Baldwin’s office released the findings of the report by a Seattle based law firm on Friday. It blames members of the Democrat’s constituent services staff for mishandling the Inspector General’s report, and said more “could have been done by staff to address the problems at Tomah.”

The report from the Perkins Coie firm found that Baldwin’s constituent services team in Milwaukee did not effectively communicate their work on the issue, either to Baldwin’s Wisconsin State Director, or staff in Washington, D.C.

“On July 1, 2014, Senator Baldwin visited the Tomah VA facility. Senator Baldwin’s Chief of Staff had been pressing the staff to identify problems at Wisconsin VA facilities that could be addressed in the reform legislation moving through Congress following the Phoenix VA scandal. Prior to Senator Baldwin’s trip, staff convened a conference call to go over issues that Senator Baldwin should discuss with facility administrators while at Tomah.

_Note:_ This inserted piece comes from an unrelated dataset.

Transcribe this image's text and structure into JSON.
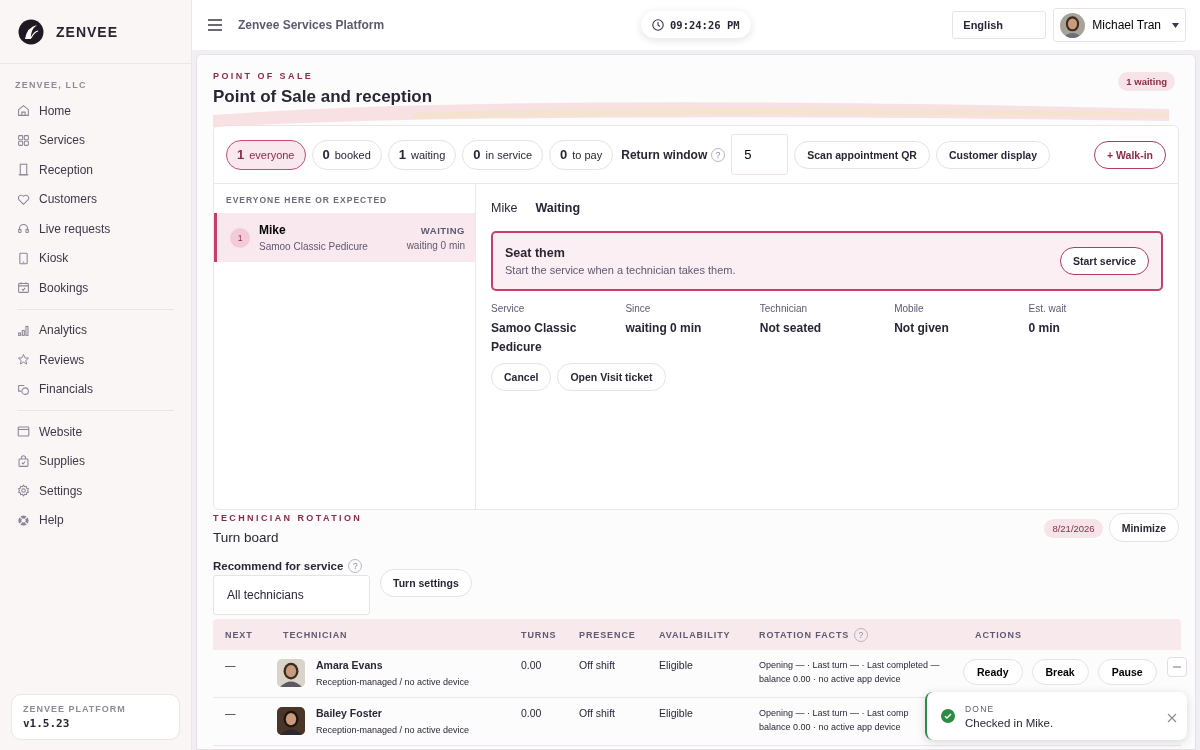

Although the Deputy State Director for Constituent Services (Casework Supervisor) was on the call, she inexplicably failed to inform other staff about the whistleblower complaint, the office’s correspondence with the Director of the Tomah VA Medical Center, the U.S. Department of Veterans Affairs Congressional Liaison, the VA Great Lakes Health Care System, VISN 12, or its initial communications with the OIG. As a result, Senator Baldwin was not made aware of this crucial information in advance of her visit to the Tomah facility in July.”

Problems at the Tomah Center initially came to light in January, when the California-based Center for Investigative Reporting said that opiate prescriptions at Tomah grew by over 500 percent from 2004-to-2012, and that a Marine died from an overdose. The Tomah hospital is under an ongoing investigation by VA and the Drug Enforcement Administration. Baldwin in turn came under fire when whistleblower Ryan Honl said he tried working with her office after finding out she had OIG the report, but stayed silent for months. Baldwin fired her deputy state director of constituent services, Marquette Baylor. The Perkins Coie report did not refer to Baylor by name.

Federal VA officials visit Tomah VA Medical Center

A top Veterans Administration official is in Tomah Tuesday as part of the investigation into over prescribing opiate pain killers to veterans.

VA Deputy Secretary Sloan Gibson plans to be at the Tomah VA Medical Center Tuesday morning. His office confirmed Gibson will talk to employees, facility leadership, and stakeholders throughout the morning. He does plan to make brief remarks to the media after his series of meetings.

This is not the only time Washington will be sending officials to Tomah. Congressman Sean Duffy confirmed Monday that the House Veterans Affairs Committee will have a field hearing in Tomah as part of their own investigation into prescription and veterans care issues. That hearing will begin at 1:00 p.m. at the VA Medical Center on March 30th. Duffy says he is grateful Committee Chairman Jeff Miller, “recognized the magnitude of the situation and heeded the request.”

WSAU